Some days just don’t go as planned, and 22 June 1869 was certainly one of those day for the Elphick family of Adelaide.
There’s certain words when researching that grab a researchers attention. One being the phrase ‘sudden death’ with another being ‘inquest’. Both of these we terms I came across in the newspapers on Trove, when looking for info on Mr Lonetester’s 3x great grandpa, William Kennard Elphick.
I imagine that Tuesday the 22nd of June 1869 started out as a fairly standard day for the Elphick family of Adelaide. William Kennard Elphick was out and about, and made his way to the Adelaide Railway Station on North Terrace by late afternoon, either to head out or head home. However that’s when tragedy struck.
While walking down the stairs William collapsed, and died …
INQUEST ON MR W.K. ELPHICK
On Wednesday, Mr. T. Ward, J.P., held an inquest at the Adelaide Hospital, for the purpose of ascertaining the cause of the death of William Kennard Elphick. A Jury of 13 having been empanelled, and Mr. J. M. Dowie chosen foreman, the following evidence was taken, after the body had been viewed:— James March Stacy, bootmaker, said yesterday afternoon about 4.20 he was at the Railway Station. Saw a crowd assembled carrying the deceased, whose body he had just seen in the dead-house. Recognised it as that of W. K. Elphick, late of the Burra Mine. Some females bathed his head with cold water. Felt his pulse, and found only one pulsation. Then placed his hand on the heart, which had ceased to beat. Dr. Phillips then came in. Left the deceased in charge of the police, and afterwards communicated with his friends. By a Juror—The cold water was applied whilst he was feeling the pulse of the deceased.
James Phillips, surgeon, said he had made a postmortem, examination of the deceased, and on examining the heart found certain portions of it in a greatly dilated state.
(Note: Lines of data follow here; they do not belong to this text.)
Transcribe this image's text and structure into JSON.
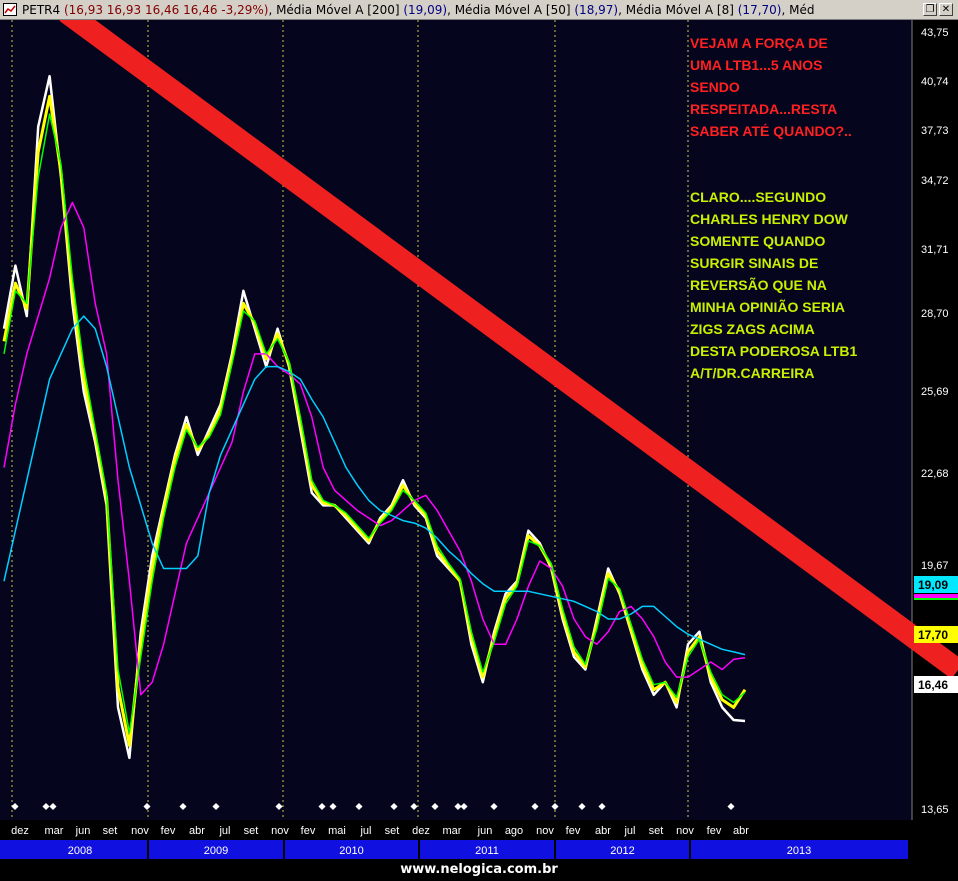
{
  "window": {
    "title_segments": [
      {
        "text": "PETR4 ",
        "color": "#000000"
      },
      {
        "text": "(16,93  16,93  16,46  16,46  -3,29%)",
        "color": "#800000"
      },
      {
        "text": ", Média Móvel A [200] ",
        "color": "#000000"
      },
      {
        "text": "(19,09)",
        "color": "#000080"
      },
      {
        "text": ", Média Móvel A [50] ",
        "color": "#000000"
      },
      {
        "text": "(18,97)",
        "color": "#000080"
      },
      {
        "text": ", Média Móvel A [8] ",
        "color": "#000000"
      },
      {
        "text": "(17,70)",
        "color": "#000080"
      },
      {
        "text": ", Méd",
        "color": "#000000"
      }
    ],
    "restore_icon": "restore-icon",
    "close_icon": "close-icon"
  },
  "annotation": {
    "red_lines": [
      "VEJAM A FORÇA DE",
      "UMA LTB1...5 ANOS",
      "SENDO",
      "RESPEITADA...RESTA",
      "SABER ATÉ QUANDO?.."
    ],
    "green_lines": [
      "CLARO....SEGUNDO",
      "CHARLES HENRY DOW",
      "SOMENTE QUANDO",
      "SURGIR SINAIS DE",
      "REVERSÃO QUE NA",
      "MINHA OPINIÃO SERIA",
      "ZIGS ZAGS ACIMA",
      "DESTA PODEROSA LTB1",
      "A/T/DR.CARREIRA"
    ],
    "red_color": "#ff2020",
    "green_color": "#c8f000"
  },
  "footer": {
    "text": "www.nelogica.com.br"
  },
  "chart_data": {
    "type": "line",
    "ticker": "PETR4",
    "y_ticks": [
      "43,75",
      "40,74",
      "37,73",
      "34,72",
      "31,71",
      "28,70",
      "25,69",
      "22,68",
      "19,67",
      "13,65"
    ],
    "ylim": [
      13.65,
      43.75
    ],
    "month_labels": [
      "dez",
      "mar",
      "jun",
      "set",
      "nov",
      "fev",
      "abr",
      "jul",
      "set",
      "nov",
      "fev",
      "mai",
      "jul",
      "set",
      "dez",
      "mar",
      "jun",
      "ago",
      "nov",
      "fev",
      "abr",
      "jul",
      "set",
      "nov",
      "fev",
      "abr"
    ],
    "year_labels": [
      "2008",
      "2009",
      "2010",
      "2011",
      "2012",
      "2013"
    ],
    "price_tags": [
      {
        "label": "19,09",
        "bg": "#00e8ff",
        "fg": "#000000"
      },
      {
        "label": "17,70",
        "bg": "#ffff00",
        "fg": "#000000"
      },
      {
        "label": "16,46",
        "bg": "#ffffff",
        "fg": "#000000"
      }
    ],
    "trendline": {
      "name": "LTB1",
      "start": {
        "x": "2008-01",
        "y": 44.5
      },
      "end": {
        "x": "2013-05",
        "y": 16.5
      },
      "color": "#ee2020"
    },
    "x": [
      "2007-12",
      "2008-01",
      "2008-02",
      "2008-03",
      "2008-04",
      "2008-05",
      "2008-06",
      "2008-07",
      "2008-08",
      "2008-09",
      "2008-10",
      "2008-11",
      "2008-12",
      "2009-01",
      "2009-02",
      "2009-03",
      "2009-04",
      "2009-05",
      "2009-06",
      "2009-07",
      "2009-08",
      "2009-09",
      "2009-10",
      "2009-11",
      "2009-12",
      "2010-01",
      "2010-02",
      "2010-03",
      "2010-04",
      "2010-05",
      "2010-06",
      "2010-07",
      "2010-08",
      "2010-09",
      "2010-10",
      "2010-11",
      "2010-12",
      "2011-01",
      "2011-02",
      "2011-03",
      "2011-04",
      "2011-05",
      "2011-06",
      "2011-07",
      "2011-08",
      "2011-09",
      "2011-10",
      "2011-11",
      "2011-12",
      "2012-01",
      "2012-02",
      "2012-03",
      "2012-04",
      "2012-05",
      "2012-06",
      "2012-07",
      "2012-08",
      "2012-09",
      "2012-10",
      "2012-11",
      "2012-12",
      "2013-01",
      "2013-02",
      "2013-03",
      "2013-04",
      "2013-05"
    ],
    "series": [
      {
        "name": "PETR4",
        "color": "#ffffff",
        "values": [
          32.0,
          34.5,
          32.5,
          40.0,
          42.0,
          38.0,
          33.0,
          29.5,
          27.5,
          25.0,
          17.0,
          15.0,
          20.0,
          23.0,
          25.0,
          27.0,
          28.5,
          27.0,
          28.0,
          29.0,
          31.0,
          33.5,
          32.0,
          30.5,
          32.0,
          30.5,
          28.0,
          25.5,
          25.0,
          25.0,
          24.5,
          24.0,
          23.5,
          24.5,
          25.0,
          26.0,
          25.0,
          24.5,
          23.0,
          22.5,
          22.0,
          19.5,
          18.0,
          20.0,
          21.5,
          22.0,
          24.0,
          23.5,
          22.5,
          20.5,
          19.0,
          18.5,
          20.5,
          22.5,
          21.5,
          20.0,
          18.5,
          17.5,
          18.0,
          17.0,
          19.5,
          20.0,
          18.0,
          17.0,
          16.5,
          16.46
        ]
      },
      {
        "name": "Média Móvel A [8]",
        "color": "#ffff00",
        "values": [
          31.5,
          33.8,
          32.8,
          39.0,
          41.2,
          38.2,
          33.5,
          30.0,
          27.8,
          25.3,
          17.8,
          15.5,
          19.5,
          22.5,
          24.8,
          26.8,
          28.2,
          27.2,
          27.8,
          28.8,
          30.8,
          33.0,
          32.2,
          30.8,
          31.8,
          30.6,
          28.3,
          25.8,
          25.1,
          25.0,
          24.6,
          24.1,
          23.6,
          24.4,
          24.9,
          25.8,
          25.1,
          24.6,
          23.2,
          22.6,
          22.0,
          19.8,
          18.2,
          19.8,
          21.3,
          21.9,
          23.8,
          23.4,
          22.6,
          20.7,
          19.2,
          18.6,
          20.3,
          22.3,
          21.6,
          20.1,
          18.7,
          17.7,
          18.0,
          17.2,
          19.2,
          19.8,
          18.2,
          17.3,
          17.0,
          17.7
        ]
      },
      {
        "name": "Média Móvel A [50]",
        "color": "#ff00ff",
        "values": [
          26.5,
          29.0,
          31.0,
          32.5,
          34.0,
          36.0,
          37.0,
          36.0,
          33.0,
          31.0,
          26.0,
          22.0,
          17.5,
          18.0,
          19.5,
          21.5,
          23.5,
          24.5,
          25.5,
          26.5,
          27.5,
          29.5,
          31.0,
          31.0,
          30.5,
          30.2,
          29.8,
          28.5,
          26.5,
          25.6,
          25.2,
          24.8,
          24.5,
          24.2,
          24.4,
          24.8,
          25.2,
          25.4,
          24.8,
          24.0,
          23.2,
          22.0,
          20.5,
          19.5,
          19.5,
          20.5,
          21.8,
          22.8,
          22.5,
          21.8,
          20.5,
          19.8,
          19.5,
          20.0,
          20.8,
          21.0,
          20.5,
          19.8,
          18.8,
          18.2,
          18.2,
          18.5,
          18.8,
          18.5,
          18.9,
          18.97
        ]
      },
      {
        "name": "Média Móvel A [200]",
        "color": "#00d0ff",
        "values": [
          22.0,
          24.0,
          26.0,
          28.0,
          30.0,
          31.0,
          32.0,
          32.5,
          32.0,
          30.5,
          28.5,
          26.5,
          25.0,
          23.5,
          22.5,
          22.5,
          22.5,
          23.0,
          25.5,
          27.0,
          28.0,
          29.0,
          30.0,
          30.5,
          30.5,
          30.3,
          30.0,
          29.2,
          28.5,
          27.5,
          26.5,
          25.8,
          25.2,
          24.8,
          24.6,
          24.4,
          24.3,
          24.1,
          23.7,
          23.2,
          22.8,
          22.3,
          21.9,
          21.6,
          21.6,
          21.6,
          21.6,
          21.5,
          21.4,
          21.3,
          21.2,
          21.0,
          20.8,
          20.5,
          20.5,
          20.7,
          21.0,
          21.0,
          20.6,
          20.2,
          19.9,
          19.7,
          19.5,
          19.3,
          19.2,
          19.09
        ]
      },
      {
        "name": "Média Móvel A",
        "color": "#00ff00",
        "values": [
          31.0,
          33.5,
          33.0,
          38.0,
          40.5,
          38.5,
          34.0,
          30.5,
          28.0,
          25.5,
          18.5,
          16.0,
          19.0,
          22.0,
          24.5,
          26.5,
          28.0,
          27.3,
          27.7,
          28.6,
          30.6,
          32.7,
          32.3,
          31.0,
          31.6,
          30.7,
          28.5,
          26.0,
          25.2,
          25.0,
          24.7,
          24.2,
          23.7,
          24.3,
          24.8,
          25.6,
          25.2,
          24.7,
          23.4,
          22.7,
          22.1,
          20.0,
          18.4,
          19.6,
          21.1,
          21.8,
          23.6,
          23.4,
          22.7,
          20.9,
          19.4,
          18.7,
          20.1,
          22.1,
          21.7,
          20.3,
          18.9,
          17.9,
          18.0,
          17.4,
          19.0,
          19.7,
          18.4,
          17.5,
          17.2,
          17.6
        ]
      }
    ],
    "grid": true,
    "legend": "top"
  }
}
One part in particular was excessively attenuated. There was fatty degeneration of the structure of the heart, and the arteries which supply the tissues of the heart with blood were ossified. Found also the surface of the brain in a congested state. There was a sudden cessation of the action of the heart from want of power to carry on the circulation. This was undoubtedly the cause of death.
Herbert D. Gouge deposed to being at the Railway Station on Tuesday, and seeing the deceased coming down the terrace towards the station. He came outside, and as witness was about to speak to him, deceased made a plunge forward. The messenger of the Hospital came up and helped witness to carry him into the waiting-room. He did not speak, but groaned heavily once or twice. Dr. Phillips arrived about 10 minutes afterwards. By a Juror—Deceased did not appear to have been walking fast. The Coroner then summed up, and a verdict to the effect that the deceased died from disease of the heart was returned. [The South Australian Advertiser, p. 3. 24 June 1869. http://nla.gov.au/nla.news-article31990554]
It is obvious that William Elphick was someone of note, as every South Australian newspaper that is currently on Trove, has details of his death, and inquest. Mind you having lived and worked not only in Adelaide, but also at Burra, and in Western Australia as well, it’s not really that surprising.
But finding this info was a surprise, and a sad end to one of Mr Lonetester’s emigrating ancestors. William together with his wife arrived on the “Plantar” ship in 1839, after a unbelievable 6 month journey. It took longer than the regular 4 months, as the captain was incompetent as got lost on the way, missing a port, and then had to detour elsewhere to get supplies. Not only that, but the crew mutinied, so a new crew had to be found … and so on. It’s truly stranger than fiction tale, but it happened. Details of the voyage can be found in a shipboard diary that a fellow emigrant wrote.